** Contains Spoilers **
As anyone who knows horror will tell you, empathy is key. The more an audience empathises with the characters, puts themselves in their place and assumes their plight, the greater their emotional investment. When bad things happen to the characters the audience cares. Conversely, when the characters do stupid things or behave in ways the audience wouldn’t, they get frustrated. BUNNYMAN is one long exercise in frustration.
Six friends, three male and three female, driving along an otherwise deserted country road find themselves menaced by a sinister truck. First it won’t allow them to pass, then it overtakes them when they do. It isn’t long before it’s ramming them and they’re forced off the road. So what do the men in the car do? Take advantage of their superior numbers and justifiable indignation to kick some ass and take some names? Hell no. They send out one of their (skimpily dressed) girlfriends to offer a whimpering apology to the truck driver.

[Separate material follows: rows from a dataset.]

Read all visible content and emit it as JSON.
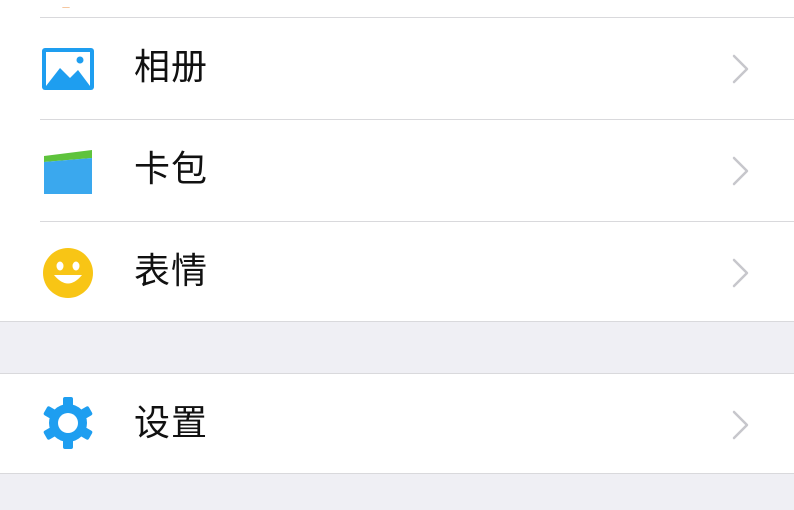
{
  "menu": {
    "items": [
      {
        "label": "相册",
        "icon": "photo-album-icon",
        "icon_color": "#1e9ef0"
      },
      {
        "label": "卡包",
        "icon": "card-wallet-icon",
        "icon_color": "#3aa8ee"
      },
      {
        "label": "表情",
        "icon": "smiley-face-icon",
        "icon_color": "#f8c515"
      }
    ],
    "settings": {
      "label": "设置",
      "icon": "gear-icon",
      "icon_color": "#1e9ef0"
    }
  },
  "colors": {
    "background": "#efeff4",
    "cell": "#ffffff",
    "separator": "#d9d9dc",
    "chevron": "#c7c7cc",
    "text": "#111111"
  }
}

It get worse. Over the next 80 minutes not one of them is able to make a single informed or sensible decision, even when they start dying. One moment of head-shaking stupidity follows another, until every last shred of audience empathy has evaporated and you’re left with the unwavering conviction that they deserve everything they get.
At least the killer’s cool, right? He’s a guy in a bunny suit carrying a chainsaw – how could he not be cool? Director Carl Lindbergh was clearly aiming for a warped DONNY DARKO vibe, without realising that a little production design goes a long way. A guy in a generic store-bought bunny suit doing bad things is still a guy in a generic store-bought bunny suit. Oh, and another thing – just because you set torture to classical music doesn’t somehow make it profound.
BUNNYMAN is a shambles. The victims are idiots and cowards and the killers one-dimensional caricatures lacking even basic motivation. The film is an exercise in violence and depravity for its own sake, with an ending that must rank as one of the least effective and dramatic in the history of horror cinema. A significant entry in the annals of pointless movies that need never have been made.